Last fall, we shared some tips about when to plant garlic in your garden as well as how to plant garlic. Now that the winter is over and we’re well into spring, we’d like to share some helpful and realistic tips on how to grow garlic.
This is the first year that Wes and I are attempting to grow our own garlic. We planted the cloves last fall in an area of our yard that gets full sun. Now that warmer weather is upon us, we’re seeing the garlic shoots grow more and more each day. The photos shared in today’s post were taken about three weeks ago.
The varieties of garlic that we planted last fall will all harvest mid-summer, and we’re looking forward to enjoying the fruits of our labour later this season!

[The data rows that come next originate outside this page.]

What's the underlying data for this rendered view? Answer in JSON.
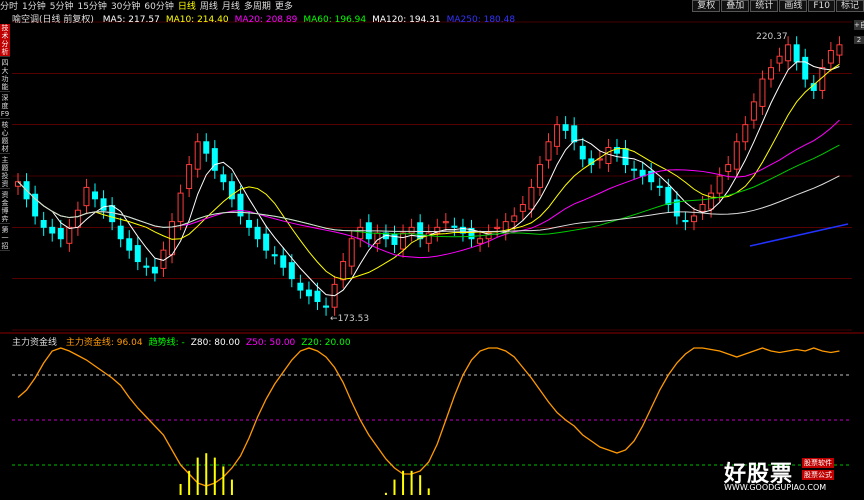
{
  "toolbar": {
    "items": [
      "分时",
      "1分钟",
      "5分钟",
      "15分钟",
      "30分钟",
      "60分钟",
      "日线",
      "周线",
      "月线",
      "多周期",
      "更多"
    ],
    "active_index": 6,
    "right_buttons": [
      "复权",
      "叠加",
      "统计",
      "画线",
      "F10",
      "标记"
    ]
  },
  "side_tabs": [
    "技术分析",
    "四大功能",
    "深度F9",
    "核心题材",
    "主题投资",
    "资金博弈",
    "第一招"
  ],
  "right_strip": [
    "+自",
    "2"
  ],
  "main_legend": {
    "title": "喻空调(日线 前复权)",
    "ma": [
      {
        "label": "MA5: 217.57",
        "color": "#ffffff"
      },
      {
        "label": "MA10: 214.40",
        "color": "#ffff00"
      },
      {
        "label": "MA20: 208.89",
        "color": "#ff00ff"
      },
      {
        "label": "MA60: 196.94",
        "color": "#00ff00"
      },
      {
        "label": "MA120: 194.31",
        "color": "#ffffff"
      },
      {
        "label": "MA250: 180.48",
        "color": "#3333ff"
      }
    ]
  },
  "price_labels": {
    "high": "220.37",
    "low": "173.53"
  },
  "indicator_legend": {
    "name": "主力资金线",
    "items": [
      {
        "label": "主力资金线: 96.04",
        "color": "#ff9900"
      },
      {
        "label": "趋势线: -",
        "color": "#00ff00"
      },
      {
        "label": "Z80: 80.00",
        "color": "#ffffff"
      },
      {
        "label": "Z50: 50.00",
        "color": "#ff00ff"
      },
      {
        "label": "Z20: 20.00",
        "color": "#00ff00"
      }
    ]
  },
  "watermark": {
    "logo": "好股票",
    "url": "WWW.GOODGUPIAO.COM",
    "side": [
      "股票软件",
      "股票公式"
    ]
  },
  "chart_data": {
    "type": "line",
    "title": "",
    "closes": [
      196,
      193,
      190,
      188,
      187,
      186,
      188,
      191,
      195,
      193,
      191,
      189,
      186,
      184,
      182,
      181,
      180,
      184,
      189,
      194,
      199,
      203,
      201,
      198,
      196,
      193,
      190,
      188,
      186,
      184,
      183,
      181,
      179,
      177,
      176,
      175,
      174,
      178,
      182,
      186,
      188,
      186,
      187,
      186,
      185,
      187,
      188,
      186,
      187,
      188,
      189,
      188,
      187,
      186,
      186,
      187,
      188,
      189,
      190,
      192,
      195,
      199,
      203,
      206,
      205,
      203,
      200,
      199,
      200,
      202,
      201,
      199,
      198,
      197,
      196,
      195,
      192,
      190,
      189,
      190,
      192,
      194,
      197,
      199,
      203,
      206,
      210,
      214,
      216,
      218,
      220,
      217,
      214,
      212,
      216,
      219,
      220
    ],
    "oscillator": [
      65,
      70,
      78,
      88,
      96,
      98,
      96,
      93,
      90,
      86,
      82,
      78,
      73,
      65,
      58,
      52,
      46,
      40,
      30,
      20,
      14,
      8,
      6,
      8,
      12,
      18,
      26,
      38,
      52,
      64,
      74,
      82,
      90,
      96,
      98,
      96,
      92,
      85,
      75,
      62,
      50,
      40,
      32,
      24,
      18,
      14,
      14,
      16,
      22,
      34,
      50,
      66,
      80,
      90,
      96,
      98,
      98,
      96,
      92,
      85,
      78,
      70,
      62,
      55,
      50,
      46,
      40,
      36,
      32,
      30,
      28,
      30,
      36,
      46,
      58,
      70,
      80,
      88,
      94,
      98,
      98,
      97,
      96,
      94,
      92,
      94,
      96,
      98,
      96,
      95,
      96,
      97,
      96,
      98,
      96,
      95,
      96
    ],
    "zones": {
      "z80": 80,
      "z50": 50,
      "z20": 20
    }
  }
}
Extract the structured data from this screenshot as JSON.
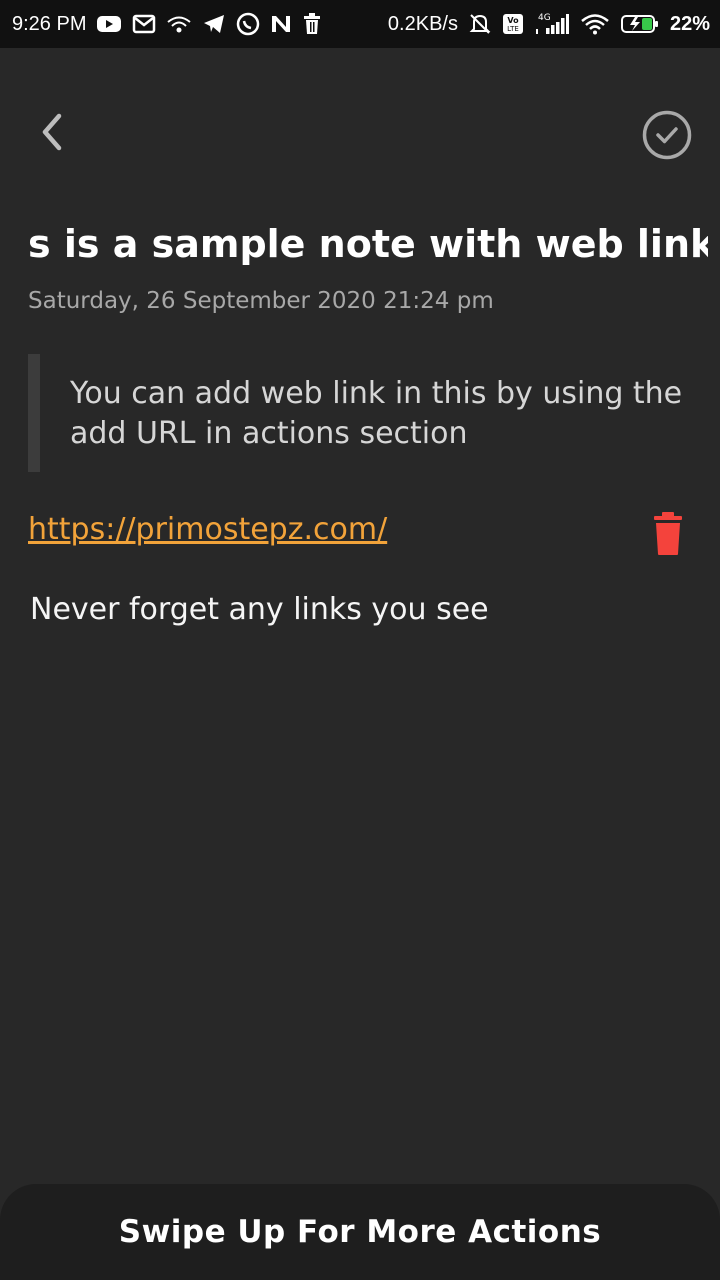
{
  "status_bar": {
    "time": "9:26 PM",
    "network_speed": "0.2KB/s",
    "network_type": "4G",
    "volte": "Vo LTE",
    "battery_percent": "22%",
    "icons": [
      "youtube-icon",
      "gmail-icon",
      "wifi-hotspot-icon",
      "telegram-icon",
      "whatsapp-icon",
      "n-app-icon",
      "trash-notify-icon",
      "mute-alarm-icon",
      "volte-icon",
      "signal-icon",
      "wifi-icon",
      "battery-charging-icon"
    ]
  },
  "toolbar": {
    "back_icon": "chevron-left-icon",
    "done_icon": "check-circle-icon"
  },
  "note": {
    "title": "s is a sample note with web link",
    "date": "Saturday, 26 September 2020 21:24 pm",
    "quote": "You can add web link in this by using the add URL in actions section",
    "link": "https://primostepz.com/",
    "body": "Never forget any links you see"
  },
  "bottom_sheet": {
    "label": "Swipe Up For More Actions"
  },
  "colors": {
    "background": "#282828",
    "status_bar": "#111111",
    "link": "#f2a33a",
    "delete": "#f4433c",
    "quote_bar": "#3c3c3c"
  }
}
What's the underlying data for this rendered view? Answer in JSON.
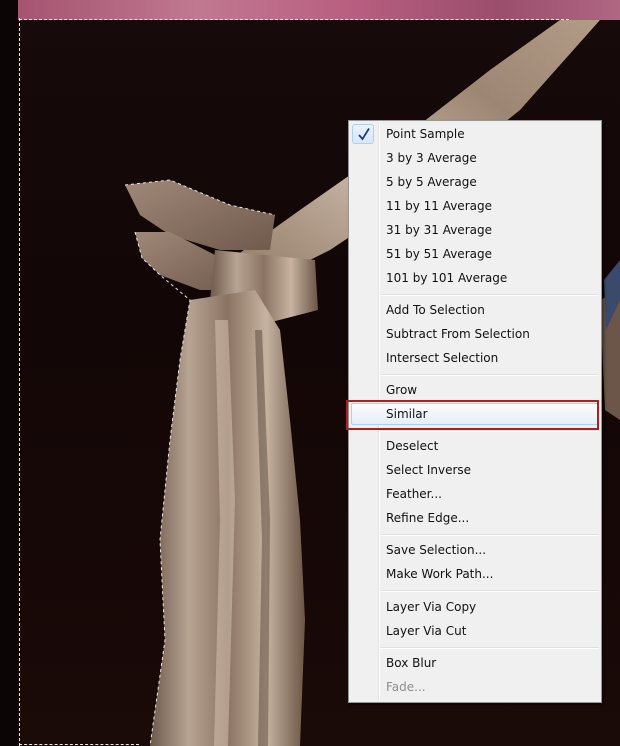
{
  "context_menu": {
    "items": [
      {
        "label": "Point Sample",
        "checked": true,
        "enabled": true
      },
      {
        "label": "3 by 3 Average",
        "enabled": true
      },
      {
        "label": "5 by 5 Average",
        "enabled": true
      },
      {
        "label": "11 by 11 Average",
        "enabled": true
      },
      {
        "label": "31 by 31 Average",
        "enabled": true
      },
      {
        "label": "51 by 51 Average",
        "enabled": true
      },
      {
        "label": "101 by 101 Average",
        "enabled": true
      },
      {
        "label": "Add To Selection",
        "enabled": true
      },
      {
        "label": "Subtract From Selection",
        "enabled": true
      },
      {
        "label": "Intersect Selection",
        "enabled": true
      },
      {
        "label": "Grow",
        "enabled": true
      },
      {
        "label": "Similar",
        "enabled": true,
        "highlighted": true
      },
      {
        "label": "Deselect",
        "enabled": true
      },
      {
        "label": "Select Inverse",
        "enabled": true
      },
      {
        "label": "Feather...",
        "enabled": true
      },
      {
        "label": "Refine Edge...",
        "enabled": true
      },
      {
        "label": "Save Selection...",
        "enabled": true
      },
      {
        "label": "Make Work Path...",
        "enabled": true
      },
      {
        "label": "Layer Via Copy",
        "enabled": true
      },
      {
        "label": "Layer Via Cut",
        "enabled": true
      },
      {
        "label": "Box Blur",
        "enabled": true
      },
      {
        "label": "Fade...",
        "enabled": false
      }
    ]
  },
  "icons": {
    "checkmark": "check-icon"
  },
  "colors": {
    "menu_background": "#f0f0f0",
    "highlight_border": "#aecff7",
    "annotation_border": "#b01e1e",
    "disabled_text": "#8d8d8d",
    "top_strip": "#b8688a",
    "canvas_background": "#120606"
  }
}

Today, I’d like to share some practical advice with you when it comes to growing your own garlic. If you’re contemplating how to grow garlic, here’s what we’ve learned so far:
- Record which variety of garlic is planted in which row of your garlic garden. I told you last fall that we were keeping track and were going to label each row of garlic in the spring, and do you think I can find our list anywhere?! The consolation is that we only planted four garlic varieties, and Wes and I are both confident the garlic is planted alphabetically (Israeli, Persian star, Sicilian, with a row of elephant garlic at the end) so we have that going for us.
- Make sure you leave enough space between each clove of garlic. We heard from a seasoned source that if you plant your garlic cloves too close together, they can cluster. Wes and I spaced our rows of garlic about 6 inches apart, with about 4 to 6 inches between each clove. As you can see from the photos in today’s post, the shoots aren’t necessarily growing up evenly.
- Depending on your taste preferences, you will want to water your garlic garden regularly. The more you water your garlic as it grows, the more mellow it will taste when you harvest it. On the other hand, the drier the season or the less you water your garlic, the more potent it will taste when you harvest it.
More to come as the season moves along! If you’re a seasoned gardener, what are your best practices for growing garlic?